Transfer to partnership. X transfers a noneconomic residual interest in a REMIC to Partnership P in a transaction that does not satisfy the formula test of paragraph (c)(7) of this section. Y and Z are the partners of P. Even if Y and Z are eligible corporations that satisfy the requirements of paragraph (c)(5)(i) of this section, the transfer fails to satisfy the asset test requirements found in paragraph (c)(5)(ii) of this section because P is a partnership rather than an eligible corporation within the meaning of (c)(6)(i) of this section.

Example 2.

Transfer to a corporation without capacity to carry additional residual interests. During the first ten months of a year, Bank transfers five residual interests to Corporation U under circumstances meeting the requirements of the asset test in paragraph (c)(5) of this section. Bank is the major creditor of U and consequently has access to U's financial records and has knowledge of U's financial circumstances. During the last month of the year, Bank transfers three additional residual interests to U in a transaction that does not meet the formula test of paragraph (c)(7) of this section. At the time of this transfer, U's financial records indicate it has retained the previously transferred residual interests. U's financial circumstances, including the aggregate tax liabilities it has assumed with respect to REMIC residual interests, would cause a reasonable person to conclude that U will be unable to meet its tax liabilities when due. The transfers in the last month of the year fail to satisfy the investigation requirement in paragraph (c)(4)(i) of this section and the asset test requirement of paragraph (c)(5)(iii) of this section because Bank has reason to know that U will not be able to pay the tax due on those interests.

Example 3.

Transfer to a foreign permanent establishment of an eligible corporation. R transfers a noneconomic residual interest in a REMIC to the foreign permanent establishment of Corporation T. Solely because of paragraph (c)(8)(ii) of this section, the transfer does not satisfy the formula test of paragraph (c)(7) of this section. In addition, even if T is an eligible corporation, the transfer does not satisfy the asset test because the transfer fails the requirements of paragraph (c)(5)(ii) of this section.

(10) Effective dates. Paragraphs (c)(4) through (c)(9) of this section are applicable to transfers occurring on or after February 4, 2000, except for paragraphs (c)(4)(iii) and (c)(8)(iii) of this section, which are applicable for transfers occurring on or after August 19, 2002. For the dates of applicability of paragraphs (a) through (c)(3) and (d) of this section, see § 1.860A-1.
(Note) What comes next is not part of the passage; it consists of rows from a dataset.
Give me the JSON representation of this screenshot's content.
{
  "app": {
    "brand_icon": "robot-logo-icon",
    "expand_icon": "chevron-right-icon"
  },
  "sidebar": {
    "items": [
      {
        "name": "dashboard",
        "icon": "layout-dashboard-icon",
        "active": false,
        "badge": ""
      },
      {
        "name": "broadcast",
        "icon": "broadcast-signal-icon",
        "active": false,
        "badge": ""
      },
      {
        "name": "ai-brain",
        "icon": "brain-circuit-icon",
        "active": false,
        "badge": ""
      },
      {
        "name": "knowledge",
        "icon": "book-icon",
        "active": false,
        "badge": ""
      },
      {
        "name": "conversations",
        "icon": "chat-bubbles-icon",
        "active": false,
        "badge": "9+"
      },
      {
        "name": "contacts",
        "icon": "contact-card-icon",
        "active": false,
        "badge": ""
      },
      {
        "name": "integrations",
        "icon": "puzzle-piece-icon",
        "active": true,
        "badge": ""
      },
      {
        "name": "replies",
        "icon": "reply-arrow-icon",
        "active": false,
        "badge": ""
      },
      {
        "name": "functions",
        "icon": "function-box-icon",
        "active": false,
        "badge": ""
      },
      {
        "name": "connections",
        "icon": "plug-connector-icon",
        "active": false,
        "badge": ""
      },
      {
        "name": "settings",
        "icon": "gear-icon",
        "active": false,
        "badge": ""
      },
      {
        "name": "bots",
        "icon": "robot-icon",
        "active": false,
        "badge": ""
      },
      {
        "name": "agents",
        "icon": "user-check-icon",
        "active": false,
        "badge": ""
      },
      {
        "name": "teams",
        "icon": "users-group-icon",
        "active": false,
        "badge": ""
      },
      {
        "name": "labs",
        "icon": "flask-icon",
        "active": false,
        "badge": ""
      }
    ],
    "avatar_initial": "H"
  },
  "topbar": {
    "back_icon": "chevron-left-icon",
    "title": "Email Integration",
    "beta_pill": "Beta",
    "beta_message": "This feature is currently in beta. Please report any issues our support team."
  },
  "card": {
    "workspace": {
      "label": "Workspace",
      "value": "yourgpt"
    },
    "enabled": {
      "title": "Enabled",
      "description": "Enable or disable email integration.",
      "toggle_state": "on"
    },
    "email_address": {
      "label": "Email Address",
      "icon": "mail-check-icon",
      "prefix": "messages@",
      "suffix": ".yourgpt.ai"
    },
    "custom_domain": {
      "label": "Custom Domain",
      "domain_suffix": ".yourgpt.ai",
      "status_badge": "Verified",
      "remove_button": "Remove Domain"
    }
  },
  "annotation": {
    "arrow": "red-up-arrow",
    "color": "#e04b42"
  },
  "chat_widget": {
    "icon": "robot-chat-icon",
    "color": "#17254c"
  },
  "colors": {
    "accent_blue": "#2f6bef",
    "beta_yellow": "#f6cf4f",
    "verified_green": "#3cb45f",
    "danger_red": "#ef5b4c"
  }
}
* * * * *
Start Part

PART 602—OMB CONTROL NUMBERS UNDER THE PAPERWORK REDUCTION ACT

End Part Start Amendment Part

End Amendment Part Start Authority

Authority: 26 U.S.C. 7805.

End Authority Start Amendment Part

End Amendment Part
OMB Control numbers.
* * * * *

(b) * * *

CFR part or section where identified and describedCurrent OMB control No.
*    *    *    *    *    *    *
1.860E-11545-1675
*    *    *    *    *    *    *
Start Signature

Robert E. Wenzel,

Deputy Commissioner of Internal Revenue.

Approved: July 10, 2002

Pamela F. Olson,

Acting Assistant Secretary of the Treasury.

End Signature End Supplemental Information

[FR Doc. 02-18021 Filed 7-18-02; 8:45 am]

BILLING CODE 4830-01-P